Shorebirds and seabirds

For those who appreciate shorebirds, the silty flats around Suva Point, readily scanned in a short walk along the sea wall in Suva, Fiji’s capital city, offer some of the best opportunities – especially when the migrant species, such as the Wandering Tattler are passing through. And a good selection of seabirds, especially boobies (Masked, Brown and Red-footed) and frigatebirds can be seen from the inter-island ferries, for instance running from Natovi (on the eastern side of Viti Levu) to Nabouwalu (on the western tip of Vanua Levu), or from Savusavu (on the southern side of Vanua Levu) to Taveuni. Just check the schedules to make sure that you choose a daytime sailing!

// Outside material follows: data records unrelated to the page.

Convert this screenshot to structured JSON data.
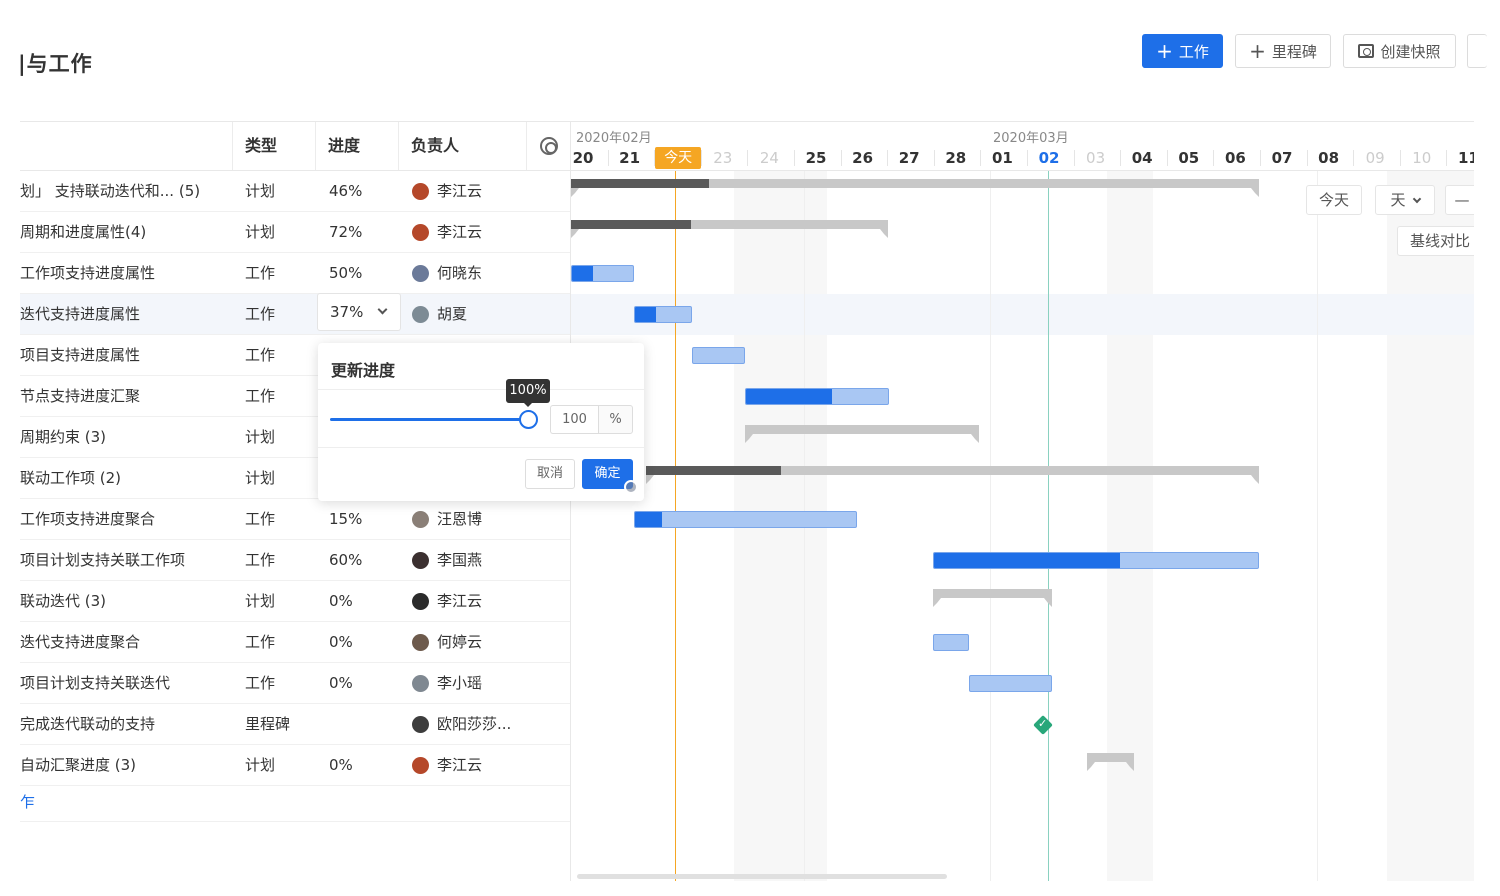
{
  "header": {
    "title": "|与工作",
    "btn_work": "工作",
    "btn_milestone": "里程碑",
    "btn_snapshot": "创建快照"
  },
  "table": {
    "columns": [
      "类型",
      "进度",
      "负责人"
    ],
    "rows": [
      {
        "title": "划」 支持联动迭代和... (5)",
        "type": "计划",
        "progress": "46%",
        "owner": "李江云",
        "avatar": "#b5482a"
      },
      {
        "title": "周期和进度属性(4)",
        "type": "计划",
        "progress": "72%",
        "owner": "李江云",
        "avatar": "#b5482a"
      },
      {
        "title": "工作项支持进度属性",
        "type": "工作",
        "progress": "50%",
        "owner": "何晓东",
        "avatar": "#6b7a99"
      },
      {
        "title": "迭代支持进度属性",
        "type": "工作",
        "progress": "37%",
        "owner": "胡夏",
        "avatar": "#7d8b95"
      },
      {
        "title": "项目支持进度属性",
        "type": "工作",
        "progress": "",
        "owner": "",
        "avatar": ""
      },
      {
        "title": "节点支持进度汇聚",
        "type": "工作",
        "progress": "",
        "owner": "",
        "avatar": ""
      },
      {
        "title": "周期约束 (3)",
        "type": "计划",
        "progress": "",
        "owner": "",
        "avatar": ""
      },
      {
        "title": "联动工作项 (2)",
        "type": "计划",
        "progress": "",
        "owner": "",
        "avatar": ""
      },
      {
        "title": "工作项支持进度聚合",
        "type": "工作",
        "progress": "15%",
        "owner": "汪恩博",
        "avatar": "#8a7f77"
      },
      {
        "title": "项目计划支持关联工作项",
        "type": "工作",
        "progress": "60%",
        "owner": "李国燕",
        "avatar": "#3b3030"
      },
      {
        "title": "联动迭代 (3)",
        "type": "计划",
        "progress": "0%",
        "owner": "李江云",
        "avatar": "#2b2b2b"
      },
      {
        "title": "迭代支持进度聚合",
        "type": "工作",
        "progress": "0%",
        "owner": "何婷云",
        "avatar": "#6d5a4c"
      },
      {
        "title": "项目计划支持关联迭代",
        "type": "工作",
        "progress": "0%",
        "owner": "李小瑶",
        "avatar": "#7f8891"
      },
      {
        "title": "完成迭代联动的支持",
        "type": "里程碑",
        "progress": "",
        "owner": "欧阳莎莎...",
        "avatar": "#3d3d3d"
      },
      {
        "title": "自动汇聚进度 (3)",
        "type": "计划",
        "progress": "0%",
        "owner": "李江云",
        "avatar": "#b5482a"
      }
    ],
    "add_link": "乍"
  },
  "popover": {
    "title": "更新进度",
    "tooltip": "100%",
    "value": "100",
    "unit": "%",
    "cancel": "取消",
    "confirm": "确定",
    "slider_fraction": 1.0
  },
  "gantt": {
    "month1": "2020年02月",
    "month2": "2020年03月",
    "today_label": "今天",
    "days": [
      "20",
      "21",
      "今天",
      "23",
      "24",
      "25",
      "26",
      "27",
      "28",
      "01",
      "02",
      "03",
      "04",
      "05",
      "06",
      "07",
      "08",
      "09",
      "10",
      "11"
    ],
    "weekend_idx": [
      3,
      4,
      11,
      17,
      18
    ],
    "today_day_idx": 10,
    "ctrl_today": "今天",
    "ctrl_unit": "天",
    "ctrl_minus": "—",
    "ctrl_baseline": "基线对比",
    "milestone_check": "✓",
    "colors": {
      "accent": "#1e6fe8",
      "today": "#f5a623",
      "milestone": "#28a77a"
    }
  }
}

Head to the forest

Most of Fiji’s endemic land birds, however, are forest species so to see them you will need to get out into the remnants of the rainforest that once covered all the islands. For a taste of this forest – and a sighting of the endemic Masked Shining-Parrot – you can walk the well-marked trails of the Colo-i-Suva forest park on the outskirts of Suva. However, although it looks beautiful enough, this is not a natural forest: the canopy consists mainly of planted mahogany trees (from South America) and bird diversity is relatively limited.

Much of Fiji’s remaining natural forest has been included in the fourteen Important Bird Areas (IBAs), designated by Birdlife International. For the most part, these forests are not formally protected and there is little in the way of tourist infrastructure. However, a handful of resorts and tour companies are beginning to offer birding excursions and an independent traveller, with a bit of patience and ingenuity, can see plenty of Fiji’s endemic birds.

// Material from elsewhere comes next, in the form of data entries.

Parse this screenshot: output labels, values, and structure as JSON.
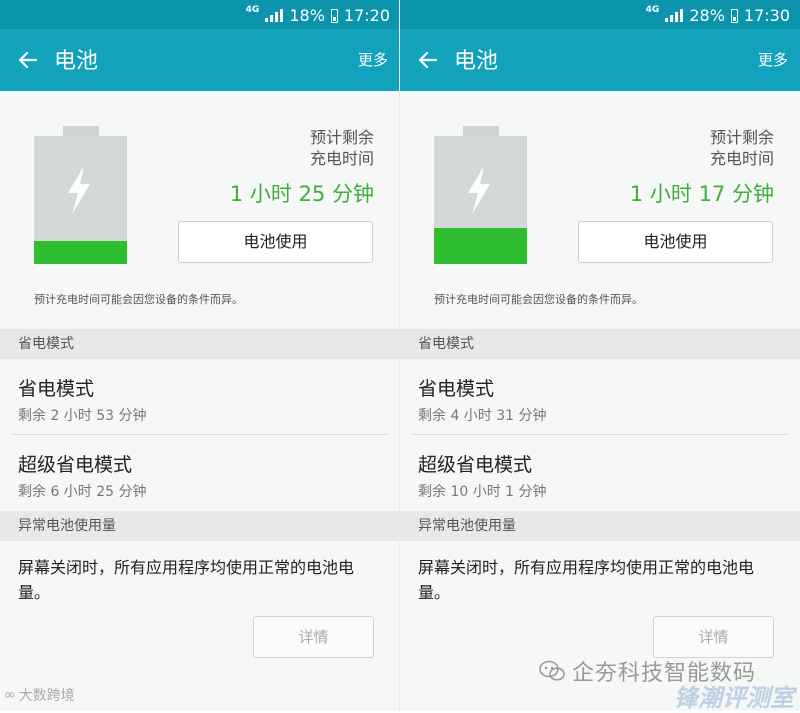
{
  "screens": [
    {
      "status": {
        "network": "4G",
        "battery_percent": "18%",
        "time": "17:20"
      },
      "appbar": {
        "title": "电池",
        "more": "更多"
      },
      "summary": {
        "estimate_label_line1": "预计剩余",
        "estimate_label_line2": "充电时间",
        "estimate_time": "1 小时 25 分钟",
        "battery_level": 0.18,
        "usage_button": "电池使用",
        "note": "预计充电时间可能会因您设备的条件而异。"
      },
      "power_saving": {
        "header": "省电模式",
        "items": [
          {
            "title": "省电模式",
            "subtitle": "剩余 2 小时 53 分钟"
          },
          {
            "title": "超级省电模式",
            "subtitle": "剩余 6 小时 25 分钟"
          }
        ]
      },
      "abnormal": {
        "header": "异常电池使用量",
        "text": "屏幕关闭时，所有应用程序均使用正常的电池电量。",
        "details_button": "详情"
      }
    },
    {
      "status": {
        "network": "4G",
        "battery_percent": "28%",
        "time": "17:30"
      },
      "appbar": {
        "title": "电池",
        "more": "更多"
      },
      "summary": {
        "estimate_label_line1": "预计剩余",
        "estimate_label_line2": "充电时间",
        "estimate_time": "1 小时 17 分钟",
        "battery_level": 0.28,
        "usage_button": "电池使用",
        "note": "预计充电时间可能会因您设备的条件而异。"
      },
      "power_saving": {
        "header": "省电模式",
        "items": [
          {
            "title": "省电模式",
            "subtitle": "剩余 4 小时 31 分钟"
          },
          {
            "title": "超级省电模式",
            "subtitle": "剩余 10 小时 1 分钟"
          }
        ]
      },
      "abnormal": {
        "header": "异常电池使用量",
        "text": "屏幕关闭时，所有应用程序均使用正常的电池电量。",
        "details_button": "详情"
      }
    }
  ],
  "watermarks": {
    "left": "大数跨境",
    "right": "企夯科技智能数码",
    "logo": "锋潮评测室"
  },
  "colors": {
    "statusbar": "#0c94ad",
    "appbar": "#13a2bb",
    "accent_green": "#3fae3a",
    "battery_fill": "#2fbe2f"
  }
}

Orange Dove

Silktail

Fiji Goshawk

Birding opportunities around Savusavu

Savusavu, the scenic harbour town on the southern side of Vanua Levu, provides a convenient base for exploring two IBAs: the Wailevu/Dreketi Highlands (which includes the mountainous ‘spine’ of the island – and is accessible via Waisali Amenity Reserve) and the Natewa/Tunuloa Peninsula (which is almost a separate island, joined by only a narrow isthmus, and with its own unique biodiversity). The Wailevu/Dreketi IBA highlights the recently rediscovered Long-legged Thicketbird but this is very hard to see. Other vulnerable species that can be seen here are the Shy Ground Dove and Black-throated Shrikebill. More easily seen endemics include the Orange Dove, Red Shining-Parrot and Azure-crested Flycatcher, along with more widespread forest species such as the Pacific Robin, Fiji Whistler, Island Thrush and Fiji Shrikebill.

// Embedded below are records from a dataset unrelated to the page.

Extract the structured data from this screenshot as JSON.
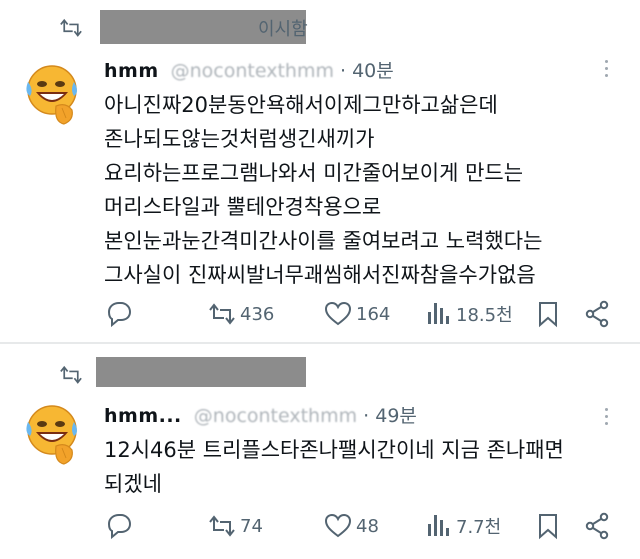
{
  "tweets": [
    {
      "repost_label": "이시함",
      "name": "hmm",
      "handle": "@nocontexthmm",
      "separator": " · ",
      "time": "40분",
      "lines": [
        "아니진짜20분동안욕해서이제그만하고삶은데",
        "존나되도않는것처럼생긴새끼가",
        "요리하는프로그램나와서  미간줄어보이게 만드는",
        "머리스타일과  뿔테안경착용으로",
        "본인눈과눈간격미간사이를 줄여보려고 노력했다는",
        "그사실이 진짜씨발너무괘씸해서진짜참을수가없음"
      ],
      "retweets": "436",
      "likes": "164",
      "views": "18.5천"
    },
    {
      "repost_label": "",
      "name": "hmm...",
      "handle": "@nocontexthmm",
      "separator": " · ",
      "time": "49분",
      "lines": [
        "12시46분 트리플스타존나팰시간이네  지금 존나패면",
        "되겠네"
      ],
      "retweets": "74",
      "likes": "48",
      "views": "7.7천"
    }
  ],
  "colors": {
    "text": "#0f1419",
    "secondary": "#536471",
    "redaction": "#8c8c8c",
    "divider": "#e7e9ea"
  },
  "icons": [
    "repost-icon",
    "avatar-emoji",
    "more-icon",
    "reply-icon",
    "retweet-icon",
    "like-icon",
    "views-icon",
    "bookmark-icon",
    "share-icon"
  ]
}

The highlight of any birding visit to the Natewa Peninsula is a sighting of the unique Natewa Silktail – but the Orange Dove and Shy Ground Dove, along with several other forest species, may also be encountered along the way.

The ‘garden island’ Taveuni

A short boat-ride across the Somosomo Straight, Fiji’s ‘garden island’ of Taveuni provides an opportunity to encounter a similar but distinct species, the Taveuni Silktail. Because the destructive Indian mongoose has, so far, not reached Taveuni, the ground-nesting Buff-banded Rail can be widely seen – a reminder of the rich fauna of ground-nesting and even flightless birds that once inhabited many Pacific islands. The forested centre of the island can be accessed via the Bouma Heritage Park, which offers guides and well-established trails. And on Taveuni the Red Shining-Parrot and Orange Dove seem to be particularly tame and visible.